I was showing a neighbor the system early on, when the stuff was working, before we moved in and I was describing its potential and all the things it can do. He said to me “what if the house turns on you?”, It was funny at the time.
See, I can’t program this system, I can’t fix the problems other than unplug everything and plug it back in. It is the only thing in my house I can’t fix myself. It is most frustrating to be watching a movie, and have it freeze frame, or loose sound, just after I had come accustomed to the popping noise in the Sub Woofer.
Yesterday, again, the lights all shut off while I was working at the kitchen Island. The TV wouldn’t work.
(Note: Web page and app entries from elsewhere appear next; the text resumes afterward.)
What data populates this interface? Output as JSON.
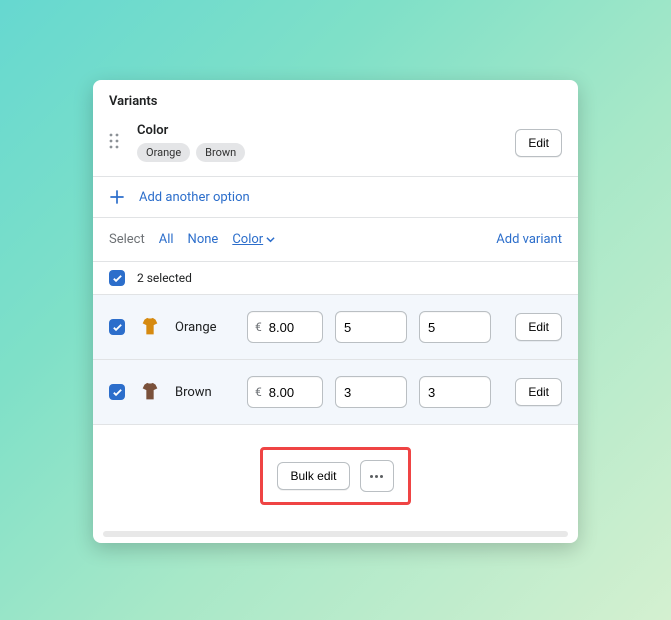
{
  "panel": {
    "title": "Variants"
  },
  "option": {
    "name": "Color",
    "values": [
      "Orange",
      "Brown"
    ],
    "edit_label": "Edit"
  },
  "add_option": {
    "label": "Add another option"
  },
  "filters": {
    "select": "Select",
    "all": "All",
    "none": "None",
    "group": "Color",
    "add_variant": "Add variant"
  },
  "selected_summary": "2 selected",
  "columns": {
    "currency": "€"
  },
  "variants": [
    {
      "name": "Orange",
      "swatch": "#d68a10",
      "price": "8.00",
      "qty1": "5",
      "qty2": "5",
      "edit_label": "Edit"
    },
    {
      "name": "Brown",
      "swatch": "#7a513b",
      "price": "8.00",
      "qty1": "3",
      "qty2": "3",
      "edit_label": "Edit"
    }
  ],
  "actions": {
    "bulk_edit": "Bulk edit"
  }
}
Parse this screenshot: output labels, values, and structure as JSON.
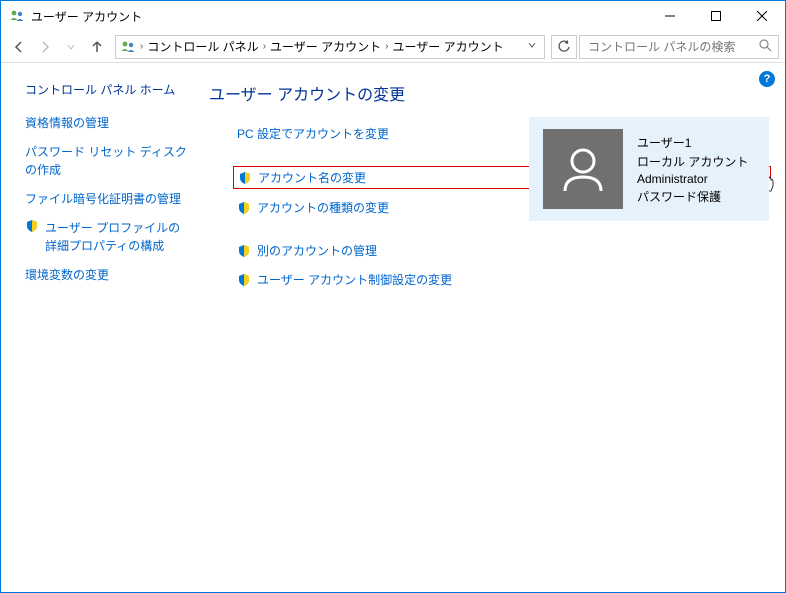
{
  "window": {
    "title": "ユーザー アカウント"
  },
  "breadcrumbs": {
    "item0": "コントロール パネル",
    "item1": "ユーザー アカウント",
    "item2": "ユーザー アカウント"
  },
  "search": {
    "placeholder": "コントロール パネルの検索"
  },
  "sidebar": {
    "heading": "コントロール パネル ホーム",
    "link0": "資格情報の管理",
    "link1": "パスワード リセット ディスクの作成",
    "link2": "ファイル暗号化証明書の管理",
    "link3": "ユーザー プロファイルの詳細プロパティの構成",
    "link4": "環境変数の変更"
  },
  "main": {
    "heading": "ユーザー アカウントの変更",
    "link_pc_settings": "PC 設定でアカウントを変更",
    "link_change_name": "アカウント名の変更",
    "link_change_type": "アカウントの種類の変更",
    "link_manage_other": "別のアカウントの管理",
    "link_uac_settings": "ユーザー アカウント制御設定の変更"
  },
  "account": {
    "name": "ユーザー1",
    "type": "ローカル アカウント",
    "role": "Administrator",
    "protection": "パスワード保護"
  }
}
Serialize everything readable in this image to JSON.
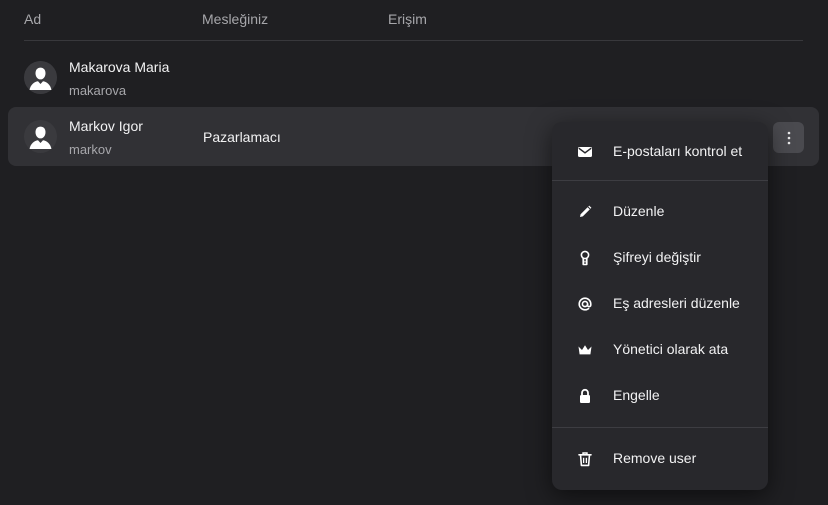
{
  "table": {
    "columns": {
      "name": "Ad",
      "profession": "Mesleğiniz",
      "access": "Erişim"
    },
    "users": [
      {
        "name": "Makarova Maria",
        "login": "makarova",
        "profession": ""
      },
      {
        "name": "Markov Igor",
        "login": "markov",
        "profession": "Pazarlamacı"
      }
    ]
  },
  "menu": {
    "items": [
      {
        "label": "E-postaları kontrol et",
        "icon": "envelope-icon"
      },
      {
        "label": "Düzenle",
        "icon": "pencil-icon"
      },
      {
        "label": "Şifreyi değiştir",
        "icon": "key-icon"
      },
      {
        "label": "Eş adresleri düzenle",
        "icon": "at-sign-icon"
      },
      {
        "label": "Yönetici olarak ata",
        "icon": "crown-icon"
      },
      {
        "label": "Engelle",
        "icon": "lock-icon"
      },
      {
        "label": "Remove user",
        "icon": "trash-icon"
      }
    ]
  },
  "colors": {
    "background": "#1f1f22",
    "row_selected": "#313135",
    "menu_background": "#28282c"
  }
}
After doing my plug and unplug routine, everything came back on and worked normal. A couple of months ago we had the sound system stop working right as a dinner party was beginning. It was funny to see a BOZE radio on the island playing CD’s with an enormously expensive, state of the art system with speakers everywhere dormant.
The hidden Thermostats rely on sensors in the rooms to bring the temperature information to them. 5 of the 7 have failed already. Two that are side my side, one for AC, one for heat measure about 10 degrees different. This means that the heat and AC will slug it out when we are not here – and this we don’t know until we get energy bills greater than the last 3 months combined. Those cost $30 each, and can quickly cause a silent $300 problem.
I really don’t think I would have minded walking around the house and setting individual dimmers when company comes over. I don’t mind walking downstairs to shut lights off, or put the alarm on, and probably would be better about leaving the garage doors closed. The 10’s of thousands of dollars this has cost so far could have come in handy now finishing my barn. It also appears the original estimate of what this would cost has been abandoned as much has changed, and I was being billed as I needed things – so that scaleable idea kind of backfired. The many hours I have spent talking about, being frustrated, fixing, and walking from floor to floor to troubleshoot this system has outweighed tenfold the time it would have taken to walk around adjusting lights, thermostats, and the alarm in 2 lifetimes. And, I wouldn’t have been extremely frustrated doing it.
I have no experience with this, although I work in a lot of houses that have these systems, but never really inquired about them. There always seem to be lots of people working on the stuff in the cabinets I may have just installed. So it seemed like lots of folks are using these systems. I can only speak of Control 4 as its all I know.
What I would like, is to come in from a long day in my shop and have a house that works. I have grown weary and no longer care how smart it is.